Secret history of Ottawa. Forgotten bones, fragments of text from headstones, ghostly voices under the dog park.

Mon pays c'est l'hiver, by Amal El-Mohtar

"She folds oceans into hours, pens hours into thoughts, pins thoughts to the sight of a tilting moon shining a blue light home." A luminous parable about making, rather than finding, your way home.

An Orange Tree Framed Your Body, by Alex Dally MacFarlane

A story about memory, trauma, identity and family unfolds in a vividly imagined alternate universe.

Death and the Girl from Pi Delta Zeta, by Helen Marshall

Sharp, wicked tale of a romance with Death. Death has eyes the color of pigeon feathers. Like a movie star, he can't tell you his real name.

Balloons, by Christine Miscione

A woman is rescued by a dog--perhaps once, perhaps twice--in this brief story of renewal and death.

A City on Its Tentacles, by Rose Lemberg

"There is an octopus in the heart of the Undersea; its every tentacle carries a street, a city, and at night when its people light their reading lamps the octopus shimmers." The story you tell might save someone. A Rose Lemberg story might save you.

On Every Boy's Skin (All the Stars Ever, Also Bones), by Erik Amundsen

Melancholy story about interplanetary travel, adaptation and loss.

"Story and character are indispensable," says Lackington's editor Ranylt Richildis, "but so is wordcraft." In the foreword to the issue, Richildis argues that speculative fiction is dominated by "dependable frameworks and digestible language," by a "hook-plot-epiphany" structure that results in an "unintentional sameness" in the genre. Lackington's is meant to provide something different, richer and stranger in form, and Issue One succeeds brilliantly. It's the flashes of poetry I remember most clearly from my reading--the detached words from gravestones scattered over the page in "Their Dead So Near," the evocative titles to the sections of "An Orange Tree Framed Your Body," the abalone lighthouse of "A City on Its Tentacles," the velvet evenings of "Mon pays c'est l'hiver." I'll be keeping my eye on Lackington's, as will many other readers--the travelers and ravelers, to borrow Amal's words. Welcome, new magazine!
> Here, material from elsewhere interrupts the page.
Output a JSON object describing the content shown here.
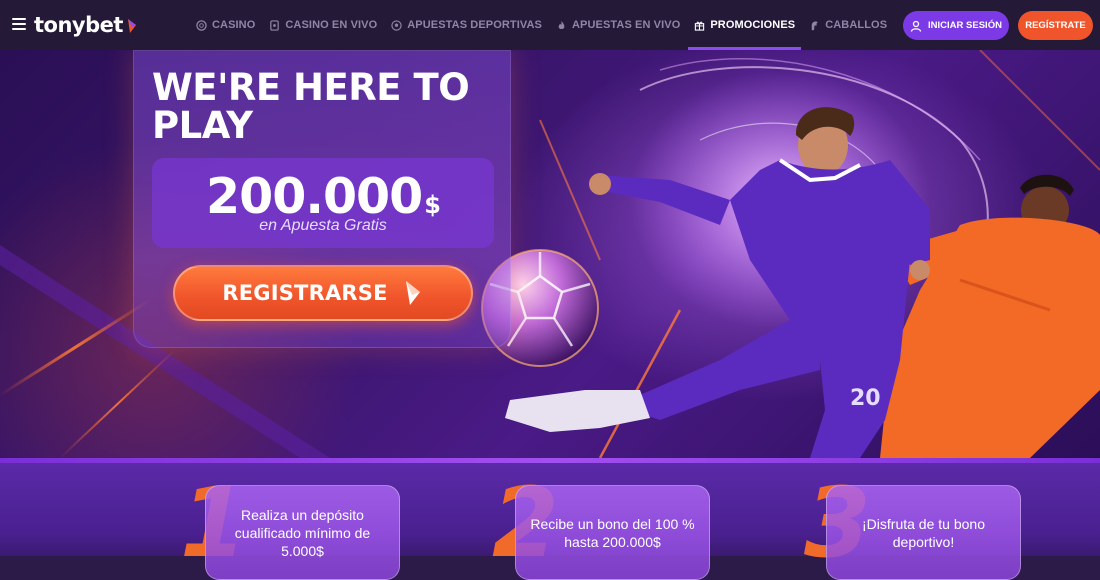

Saturday, March 1, 2014

Awards news!

My novel A Stranger in Olondria and my short story "Selkie Stories Are for Losers" have both been nominated for Nebula Awards! In addition, "Selkie Stories" has been nominated for a British Science Fiction Award. A Stranger in Olondria won the 2014 Crawford Award for best fantasy debut.

Obviously, I am thrilled about all of these things. It is wonderful a) to be recognized for my work, and b) to be honored by a community of readers and writers that's still fairly new to me, and c) not to be the horrible short story writer I was three years ago.

Almost exactly three years ago, I got an email from Gavin Grant at Small Beer Press. He and Kelly Link had read the manuscript of A Stranger in Olondria. "We both love it," he wrote, "and would love to publish it." Best. Email. Ever. At that time, I had not published one single solitary thing anywhere. No poems, no reviews. I had no blog. Just one reason Small Beer is the best press in the world.